“If you take into account the rate of growth for horse hair and the metabolic rate, the location at which the elevated arsenic concentration was found indicates that the horse must have eaten and metabolized the arsenic,” explains Kempson. In addition, the scientists used an X-ray technique that can distinguish the chemical environment of the arsenic. Says Kempson: “ The arsenic species identified also suggest that Phar Lap died of arsenic poisoning.”
However, it is impossible to know how the horse ingested the arsenic. Was it deliberate poisoning by competitors or enviers? Was it an accident—perhaps an overdose of the arsenic-containing tonics popular at the time? Was the feed contaminated? “That will always remain a mystery,” says Kempson.
Author: Ivan M. Kempson, Academia Sinica, Taipei (Taiwan), mailto:firstname.lastname@example.org
Title: Synchrotron Radiation Reveals Arsenic Poisoning and Metabolism in Hair: The Case of Phar Lap
Angewandte Chemie International Edition, Permalink to the article: http://dx.doi.org/10.1002/anie.200906594
Ivan M. Kempson | Angewandte Chemie
Brought to light – chromobodies reveal changes in endogenous protein concentration in living cells
21.09.2018 | NMI Naturwissenschaftliches und Medizinisches Institut an der Universität Tübingen
A one-way street for salt
21.09.2018 | Julius-Maximilians-Universität Würzburg
The building blocks of matter in our universe were formed in the first 10 microseconds of its existence, according to the currently accepted scientific picture. After the Big Bang about 13.7 billion years ago, matter consisted mainly of quarks and gluons, two types of elementary particles whose interactions are governed by quantum chromodynamics (QCD), the theory of strong interaction. In the early universe, these particles moved (nearly) freely in a quark-gluon plasma.

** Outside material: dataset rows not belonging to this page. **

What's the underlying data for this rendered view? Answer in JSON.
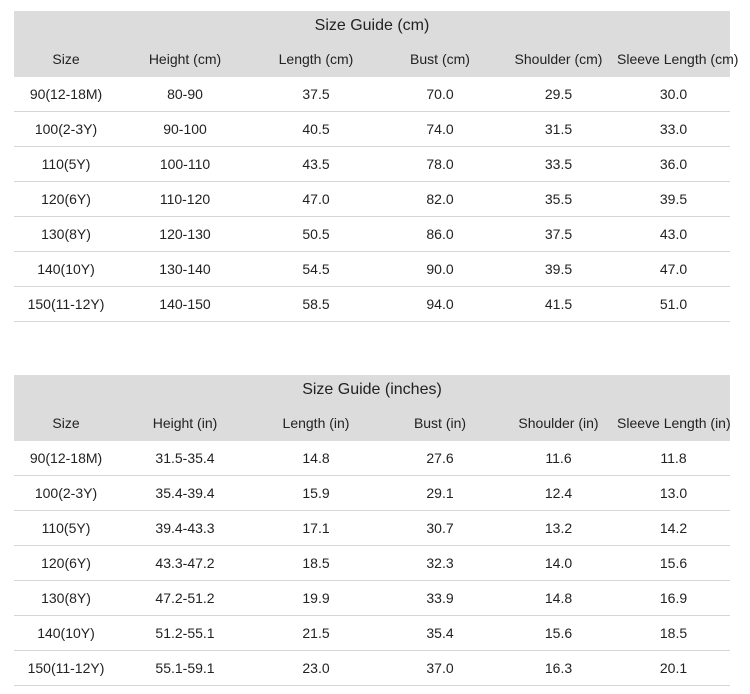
{
  "tables": [
    {
      "title": "Size Guide (cm)",
      "headers": [
        "Size",
        "Height (cm)",
        "Length (cm)",
        "Bust (cm)",
        "Shoulder (cm)",
        "Sleeve Length (cm)"
      ],
      "rows": [
        [
          "90(12-18M)",
          "80-90",
          "37.5",
          "70.0",
          "29.5",
          "30.0"
        ],
        [
          "100(2-3Y)",
          "90-100",
          "40.5",
          "74.0",
          "31.5",
          "33.0"
        ],
        [
          "110(5Y)",
          "100-110",
          "43.5",
          "78.0",
          "33.5",
          "36.0"
        ],
        [
          "120(6Y)",
          "110-120",
          "47.0",
          "82.0",
          "35.5",
          "39.5"
        ],
        [
          "130(8Y)",
          "120-130",
          "50.5",
          "86.0",
          "37.5",
          "43.0"
        ],
        [
          "140(10Y)",
          "130-140",
          "54.5",
          "90.0",
          "39.5",
          "47.0"
        ],
        [
          "150(11-12Y)",
          "140-150",
          "58.5",
          "94.0",
          "41.5",
          "51.0"
        ]
      ]
    },
    {
      "title": "Size Guide (inches)",
      "headers": [
        "Size",
        "Height (in)",
        "Length (in)",
        "Bust (in)",
        "Shoulder (in)",
        "Sleeve Length (in)"
      ],
      "rows": [
        [
          "90(12-18M)",
          "31.5-35.4",
          "14.8",
          "27.6",
          "11.6",
          "11.8"
        ],
        [
          "100(2-3Y)",
          "35.4-39.4",
          "15.9",
          "29.1",
          "12.4",
          "13.0"
        ],
        [
          "110(5Y)",
          "39.4-43.3",
          "17.1",
          "30.7",
          "13.2",
          "14.2"
        ],
        [
          "120(6Y)",
          "43.3-47.2",
          "18.5",
          "32.3",
          "14.0",
          "15.6"
        ],
        [
          "130(8Y)",
          "47.2-51.2",
          "19.9",
          "33.9",
          "14.8",
          "16.9"
        ],
        [
          "140(10Y)",
          "51.2-55.1",
          "21.5",
          "35.4",
          "15.6",
          "18.5"
        ],
        [
          "150(11-12Y)",
          "55.1-59.1",
          "23.0",
          "37.0",
          "16.3",
          "20.1"
        ]
      ]
    }
  ],
  "colors": {
    "header_bg": "#dcdcdc",
    "row_border": "#d6d6d6",
    "text": "#222222"
  }
}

This is a joint press release of University Muenster and Heidelberg as well as the GSI Helmholtzzentrum für Schwerionenforschung in Darmstadt.
Then, in a phase transition, they combined and formed hadrons, among them the building blocks of atomic nuclei, protons and neutrons. In the current issue of...
Thin-film solar cells made of crystalline silicon are inexpensive and achieve efficiencies of a good 14 percent. However, they could do even better if their shiny surfaces reflected less light. A team led by Prof. Christiane Becker from the Helmholtz-Zentrum Berlin (HZB) has now patented a sophisticated new solution to this problem.
"It is not enough simply to bring more light into the cell," says Christiane Becker. Such surface structures can even ultimately reduce the efficiency by...
A study in the journal Bulletin of Marine Science describes a new, blood-red species of octocoral found in Panama. The species in the genus Thesea was discovered in the threatened low-light reef environment on Hannibal Bank, 60 kilometers off mainland Pacific Panama, by researchers at the Smithsonian Tropical Research Institute in Panama (STRI) and the Centro de Investigación en Ciencias del Mar y Limnología (CIMAR) at the University of Costa Rica.
Scientists established the new species, Thesea dalioi, by comparing its physical traits, such as branch thickness and the bright red colony color, with the...
Scientists have succeeded in observing the first long-distance transfer of information in a magnetic group of materials known as antiferromagnets.
An international team of researchers has mapped Nemo's genome, providing the research community with an invaluable resource to decode the response of fish to...
21.09.2018 | Event News
03.09.2018 | Event News
27.08.2018 | Event News
21.09.2018 | Physics and Astronomy
21.09.2018 | Life Sciences
21.09.2018 | Event News